What to do: Go through the data and tally the lines that hold the string "cyfra". Reply with the total alone.

Entries provided:
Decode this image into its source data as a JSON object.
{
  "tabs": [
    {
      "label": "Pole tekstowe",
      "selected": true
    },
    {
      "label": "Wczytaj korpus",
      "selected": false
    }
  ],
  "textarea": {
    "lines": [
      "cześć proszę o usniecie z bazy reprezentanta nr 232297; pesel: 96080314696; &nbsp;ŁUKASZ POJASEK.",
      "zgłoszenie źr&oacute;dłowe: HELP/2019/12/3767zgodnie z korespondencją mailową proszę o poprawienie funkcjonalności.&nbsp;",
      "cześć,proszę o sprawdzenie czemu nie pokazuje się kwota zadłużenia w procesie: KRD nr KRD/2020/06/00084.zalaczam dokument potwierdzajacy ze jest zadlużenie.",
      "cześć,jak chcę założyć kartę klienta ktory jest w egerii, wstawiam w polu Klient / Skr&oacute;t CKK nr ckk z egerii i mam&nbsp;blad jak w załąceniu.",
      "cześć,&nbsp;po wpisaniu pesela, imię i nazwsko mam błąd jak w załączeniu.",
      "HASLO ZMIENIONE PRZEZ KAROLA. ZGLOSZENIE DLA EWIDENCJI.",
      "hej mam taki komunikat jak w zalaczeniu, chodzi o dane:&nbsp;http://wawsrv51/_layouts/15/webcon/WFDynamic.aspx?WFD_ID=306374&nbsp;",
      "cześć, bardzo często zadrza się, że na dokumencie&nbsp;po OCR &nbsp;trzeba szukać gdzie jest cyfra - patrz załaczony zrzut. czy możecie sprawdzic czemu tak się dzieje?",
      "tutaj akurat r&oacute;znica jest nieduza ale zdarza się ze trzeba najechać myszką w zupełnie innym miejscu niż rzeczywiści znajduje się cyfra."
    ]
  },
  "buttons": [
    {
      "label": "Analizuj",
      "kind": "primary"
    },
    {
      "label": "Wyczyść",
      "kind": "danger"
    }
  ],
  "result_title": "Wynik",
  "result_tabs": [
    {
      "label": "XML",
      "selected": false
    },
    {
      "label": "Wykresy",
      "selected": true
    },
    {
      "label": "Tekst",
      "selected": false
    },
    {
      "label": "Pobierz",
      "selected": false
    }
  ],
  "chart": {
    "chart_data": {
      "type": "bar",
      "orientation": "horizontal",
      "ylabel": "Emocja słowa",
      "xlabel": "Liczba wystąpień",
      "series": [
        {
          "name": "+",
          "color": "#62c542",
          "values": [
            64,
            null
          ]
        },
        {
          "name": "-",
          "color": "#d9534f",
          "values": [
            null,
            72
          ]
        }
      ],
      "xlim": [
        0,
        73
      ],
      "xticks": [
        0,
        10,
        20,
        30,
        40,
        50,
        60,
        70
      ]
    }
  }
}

The answer: 2